Problem description: Every line below needs to be printed again exactly, without any of its pictures.

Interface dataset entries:

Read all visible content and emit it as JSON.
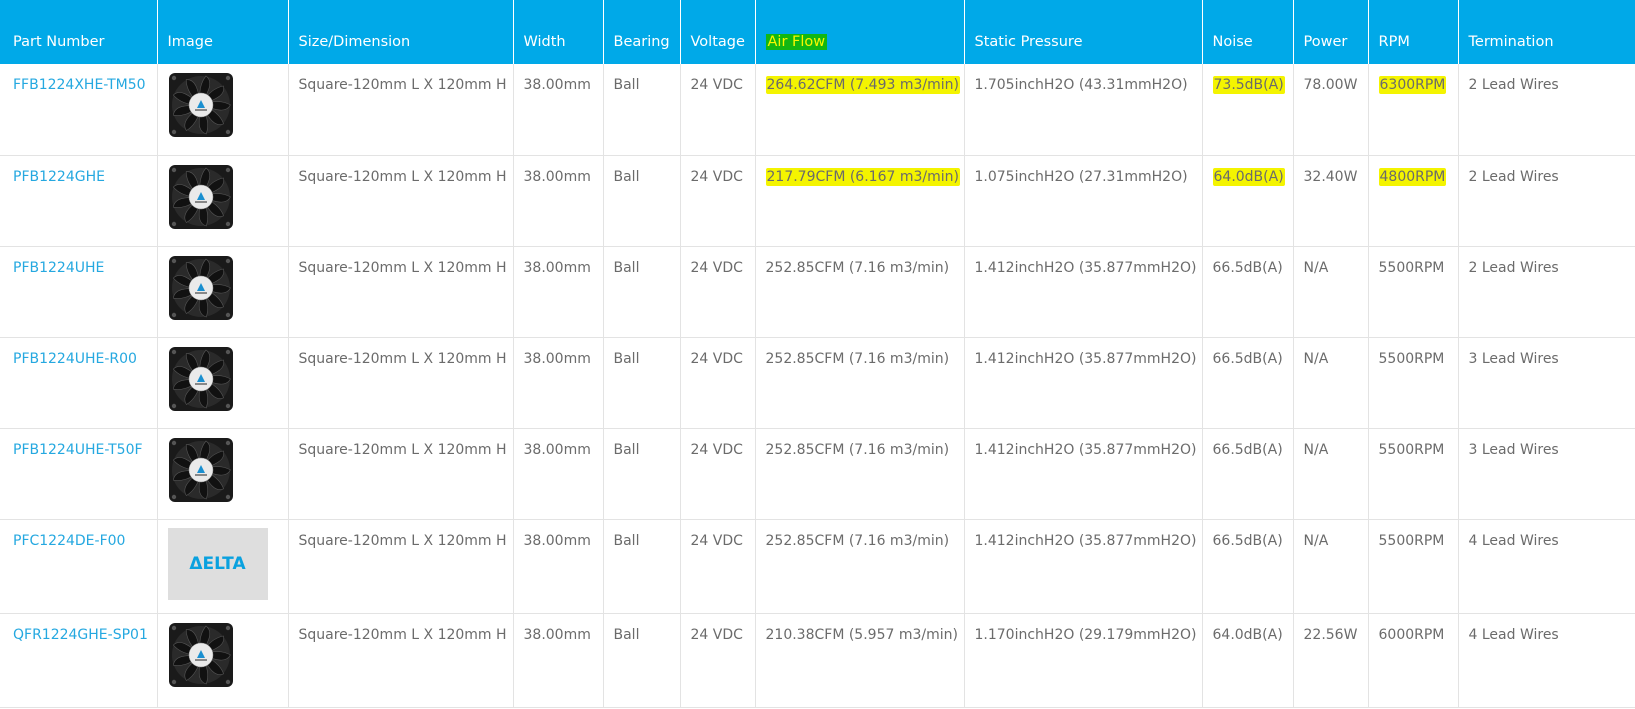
{
  "headers": {
    "part_number": "Part Number",
    "image": "Image",
    "size": "Size/Dimension",
    "width": "Width",
    "bearing": "Bearing",
    "voltage": "Voltage",
    "air_flow": "Air Flow",
    "static_pressure": "Static Pressure",
    "noise": "Noise",
    "power": "Power",
    "rpm": "RPM",
    "termination": "Termination"
  },
  "rows": [
    {
      "part": "FFB1224XHE-TM50",
      "image": "fan-icon",
      "size": "Square-120mm L X 120mm H",
      "width": "38.00mm",
      "bearing": "Ball",
      "voltage": "24 VDC",
      "air_flow": "264.62CFM (7.493 m3/min)",
      "static_pressure": "1.705inchH2O (43.31mmH2O)",
      "noise": "73.5dB(A)",
      "power": "78.00W",
      "rpm": "6300RPM",
      "termination": "2 Lead Wires"
    },
    {
      "part": "PFB1224GHE",
      "image": "fan-icon",
      "size": "Square-120mm L X 120mm H",
      "width": "38.00mm",
      "bearing": "Ball",
      "voltage": "24 VDC",
      "air_flow": "217.79CFM (6.167 m3/min)",
      "static_pressure": "1.075inchH2O (27.31mmH2O)",
      "noise": "64.0dB(A)",
      "power": "32.40W",
      "rpm": "4800RPM",
      "termination": "2 Lead Wires"
    },
    {
      "part": "PFB1224UHE",
      "image": "fan-icon",
      "size": "Square-120mm L X 120mm H",
      "width": "38.00mm",
      "bearing": "Ball",
      "voltage": "24 VDC",
      "air_flow": "252.85CFM (7.16 m3/min)",
      "static_pressure": "1.412inchH2O (35.877mmH2O)",
      "noise": "66.5dB(A)",
      "power": "N/A",
      "rpm": "5500RPM",
      "termination": "2 Lead Wires"
    },
    {
      "part": "PFB1224UHE-R00",
      "image": "fan-icon",
      "size": "Square-120mm L X 120mm H",
      "width": "38.00mm",
      "bearing": "Ball",
      "voltage": "24 VDC",
      "air_flow": "252.85CFM (7.16 m3/min)",
      "static_pressure": "1.412inchH2O (35.877mmH2O)",
      "noise": "66.5dB(A)",
      "power": "N/A",
      "rpm": "5500RPM",
      "termination": "3 Lead Wires"
    },
    {
      "part": "PFB1224UHE-T50F",
      "image": "fan-icon",
      "size": "Square-120mm L X 120mm H",
      "width": "38.00mm",
      "bearing": "Ball",
      "voltage": "24 VDC",
      "air_flow": "252.85CFM (7.16 m3/min)",
      "static_pressure": "1.412inchH2O (35.877mmH2O)",
      "noise": "66.5dB(A)",
      "power": "N/A",
      "rpm": "5500RPM",
      "termination": "3 Lead Wires"
    },
    {
      "part": "PFC1224DE-F00",
      "image": "delta-logo",
      "logo_text": "ΔELTA",
      "size": "Square-120mm L X 120mm H",
      "width": "38.00mm",
      "bearing": "Ball",
      "voltage": "24 VDC",
      "air_flow": "252.85CFM (7.16 m3/min)",
      "static_pressure": "1.412inchH2O (35.877mmH2O)",
      "noise": "66.5dB(A)",
      "power": "N/A",
      "rpm": "5500RPM",
      "termination": "4 Lead Wires"
    },
    {
      "part": "QFR1224GHE-SP01",
      "image": "fan-icon",
      "size": "Square-120mm L X 120mm H",
      "width": "38.00mm",
      "bearing": "Ball",
      "voltage": "24 VDC",
      "air_flow": "210.38CFM (5.957 m3/min)",
      "static_pressure": "1.170inchH2O (29.179mmH2O)",
      "noise": "64.0dB(A)",
      "power": "22.56W",
      "rpm": "6000RPM",
      "termination": "4 Lead Wires"
    }
  ],
  "colors": {
    "header_bg": "#00a9e8",
    "link": "#25a8e0",
    "highlight": "#f4f400",
    "airflow_header_bg": "#12b712"
  }
}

Reply to the task:
Read all visible content and emit it as JSON.
{
  "headers": {
    "part_number": "Part Number",
    "image": "Image",
    "size": "Size/Dimension",
    "width": "Width",
    "bearing": "Bearing",
    "voltage": "Voltage",
    "air_flow": "Air Flow",
    "static_pressure": "Static Pressure",
    "noise": "Noise",
    "power": "Power",
    "rpm": "RPM",
    "termination": "Termination"
  },
  "rows": [
    {
      "part": "FFB1224XHE-TM50",
      "image": "fan-icon",
      "size": "Square-120mm L X 120mm H",
      "width": "38.00mm",
      "bearing": "Ball",
      "voltage": "24 VDC",
      "air_flow": "264.62CFM (7.493 m3/min)",
      "static_pressure": "1.705inchH2O (43.31mmH2O)",
      "noise": "73.5dB(A)",
      "power": "78.00W",
      "rpm": "6300RPM",
      "termination": "2 Lead Wires"
    },
    {
      "part": "PFB1224GHE",
      "image": "fan-icon",
      "size": "Square-120mm L X 120mm H",
      "width": "38.00mm",
      "bearing": "Ball",
      "voltage": "24 VDC",
      "air_flow": "217.79CFM (6.167 m3/min)",
      "static_pressure": "1.075inchH2O (27.31mmH2O)",
      "noise": "64.0dB(A)",
      "power": "32.40W",
      "rpm": "4800RPM",
      "termination": "2 Lead Wires"
    },
    {
      "part": "PFB1224UHE",
      "image": "fan-icon",
      "size": "Square-120mm L X 120mm H",
      "width": "38.00mm",
      "bearing": "Ball",
      "voltage": "24 VDC",
      "air_flow": "252.85CFM (7.16 m3/min)",
      "static_pressure": "1.412inchH2O (35.877mmH2O)",
      "noise": "66.5dB(A)",
      "power": "N/A",
      "rpm": "5500RPM",
      "termination": "2 Lead Wires"
    },
    {
      "part": "PFB1224UHE-R00",
      "image": "fan-icon",
      "size": "Square-120mm L X 120mm H",
      "width": "38.00mm",
      "bearing": "Ball",
      "voltage": "24 VDC",
      "air_flow": "252.85CFM (7.16 m3/min)",
      "static_pressure": "1.412inchH2O (35.877mmH2O)",
      "noise": "66.5dB(A)",
      "power": "N/A",
      "rpm": "5500RPM",
      "termination": "3 Lead Wires"
    },
    {
      "part": "PFB1224UHE-T50F",
      "image": "fan-icon",
      "size": "Square-120mm L X 120mm H",
      "width": "38.00mm",
      "bearing": "Ball",
      "voltage": "24 VDC",
      "air_flow": "252.85CFM (7.16 m3/min)",
      "static_pressure": "1.412inchH2O (35.877mmH2O)",
      "noise": "66.5dB(A)",
      "power": "N/A",
      "rpm": "5500RPM",
      "termination": "3 Lead Wires"
    },
    {
      "part": "PFC1224DE-F00",
      "image": "delta-logo",
      "logo_text": "ΔELTA",
      "size": "Square-120mm L X 120mm H",
      "width": "38.00mm",
      "bearing": "Ball",
      "voltage": "24 VDC",
      "air_flow": "252.85CFM (7.16 m3/min)",
      "static_pressure": "1.412inchH2O (35.877mmH2O)",
      "noise": "66.5dB(A)",
      "power": "N/A",
      "rpm": "5500RPM",
      "termination": "4 Lead Wires"
    },
    {
      "part": "QFR1224GHE-SP01",
      "image": "fan-icon",
      "size": "Square-120mm L X 120mm H",
      "width": "38.00mm",
      "bearing": "Ball",
      "voltage": "24 VDC",
      "air_flow": "210.38CFM (5.957 m3/min)",
      "static_pressure": "1.170inchH2O (29.179mmH2O)",
      "noise": "64.0dB(A)",
      "power": "22.56W",
      "rpm": "6000RPM",
      "termination": "4 Lead Wires"
    }
  ],
  "colors": {
    "header_bg": "#00a9e8",
    "link": "#25a8e0",
    "highlight": "#f4f400",
    "airflow_header_bg": "#12b712"
  }
}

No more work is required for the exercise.